John B (gb) wrote: BASEketball is one humorous and creative film with Trey Parker and Matt Stone turning the sports world upside down.
Ben R (de) wrote: Whats not to like about this film, so so funny
Jude P (us) wrote: Why on earth this kind of crap being called movies ?
Jo Y (ag) wrote: A very good movie.1948 movie.
Jiashu X (mx) wrote: Lots of heart, lots of character growth, and one of the best novelties about the film is that you spend most of it watching Bolt's unconventional decisions knowing that he really doesn't know.
Preston (jp) wrote: THIS MOVIE IS A CLASSIC AND I LOVE EVERY BIT OF IT! Danny creeps me out lol. Frenchy is my favorite in the whole entire world! THE MUSIC IS AMAZING, THE ACTING IS AMAZING, THE DANCING IS AMAZING! It's really really funny!
Grant S (it) wrote: Decent sci-fi drama.Set in the year 2035, robots are commonplace and are becoming more and more sophisticated. A veteran cop, Del Spooner (played by Will Smith), is called in to investigate the apparent suicide of a friend and leading robotics expert, Dr Alfred Lanning (played by James Cromwell). He is quite cynical about robots and is convinced that a robot killed him. However, Lawrence Robertson (Bruce Greenwood), CEO of the corporation who designed and builds the robots, and that Dr Lanning worked for, isn't too happy with his investigations...Very intriguing, initially. Sort of a futuristic murder mystery, with a prime suspect a non-human. However, the movie does reveal its hand too soon, after which it is mostly just an action movie, unfortunately.Ultimately, entertaining enough. Just a pity the writer and director couldn't maintain the atmosphere of the first 30-40% of the movie and gave in to the temptation of making an action movie.Good performance by Will Smith in the lead role.

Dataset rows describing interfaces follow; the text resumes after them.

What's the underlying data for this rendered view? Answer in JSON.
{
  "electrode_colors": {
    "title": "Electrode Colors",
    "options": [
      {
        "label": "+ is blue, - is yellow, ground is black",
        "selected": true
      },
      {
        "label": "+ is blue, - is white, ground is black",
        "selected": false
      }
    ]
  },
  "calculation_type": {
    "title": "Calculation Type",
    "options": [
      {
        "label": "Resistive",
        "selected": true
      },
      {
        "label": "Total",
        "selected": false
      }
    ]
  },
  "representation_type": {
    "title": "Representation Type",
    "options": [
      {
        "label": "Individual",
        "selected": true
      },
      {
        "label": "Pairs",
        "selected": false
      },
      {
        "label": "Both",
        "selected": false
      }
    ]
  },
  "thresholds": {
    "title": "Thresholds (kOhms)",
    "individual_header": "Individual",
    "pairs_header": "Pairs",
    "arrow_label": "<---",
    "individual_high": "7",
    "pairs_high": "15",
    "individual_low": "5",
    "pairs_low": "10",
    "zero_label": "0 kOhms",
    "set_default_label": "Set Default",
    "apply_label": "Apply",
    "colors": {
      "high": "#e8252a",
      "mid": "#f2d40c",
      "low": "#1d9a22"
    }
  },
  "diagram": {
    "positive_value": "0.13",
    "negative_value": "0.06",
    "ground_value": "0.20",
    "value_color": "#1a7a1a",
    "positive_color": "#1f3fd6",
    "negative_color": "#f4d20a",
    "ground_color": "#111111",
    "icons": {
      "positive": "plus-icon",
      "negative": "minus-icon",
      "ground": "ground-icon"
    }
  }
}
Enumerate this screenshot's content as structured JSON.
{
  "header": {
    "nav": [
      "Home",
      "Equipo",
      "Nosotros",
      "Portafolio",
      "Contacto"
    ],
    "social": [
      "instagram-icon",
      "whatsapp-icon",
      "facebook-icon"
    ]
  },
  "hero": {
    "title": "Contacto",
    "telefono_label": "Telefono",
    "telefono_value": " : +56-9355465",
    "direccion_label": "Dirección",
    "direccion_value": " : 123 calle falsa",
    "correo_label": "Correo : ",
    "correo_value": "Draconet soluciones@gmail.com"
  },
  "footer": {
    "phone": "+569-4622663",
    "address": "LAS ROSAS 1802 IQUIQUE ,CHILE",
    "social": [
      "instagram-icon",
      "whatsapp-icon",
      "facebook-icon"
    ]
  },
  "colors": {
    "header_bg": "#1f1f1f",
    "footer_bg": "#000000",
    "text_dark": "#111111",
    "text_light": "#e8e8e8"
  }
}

bill b (gb) wrote: not bad but still....
Manny C (ag) wrote: Taken from Joyce Carol Oates' hard-hitting short story 'Where Ar You Going, Where Have You Been?', Smooth Talk is the movie that put young Laura Dern on the map. She is wonderful in this film, matching Treat Williams step for step as he plays the mysterious Arnold Friend. This is one not to be missed.
Augustine H (ag) wrote: Maggie Smith once again shows why she is a legend. It's always a pleasure to watch her performance.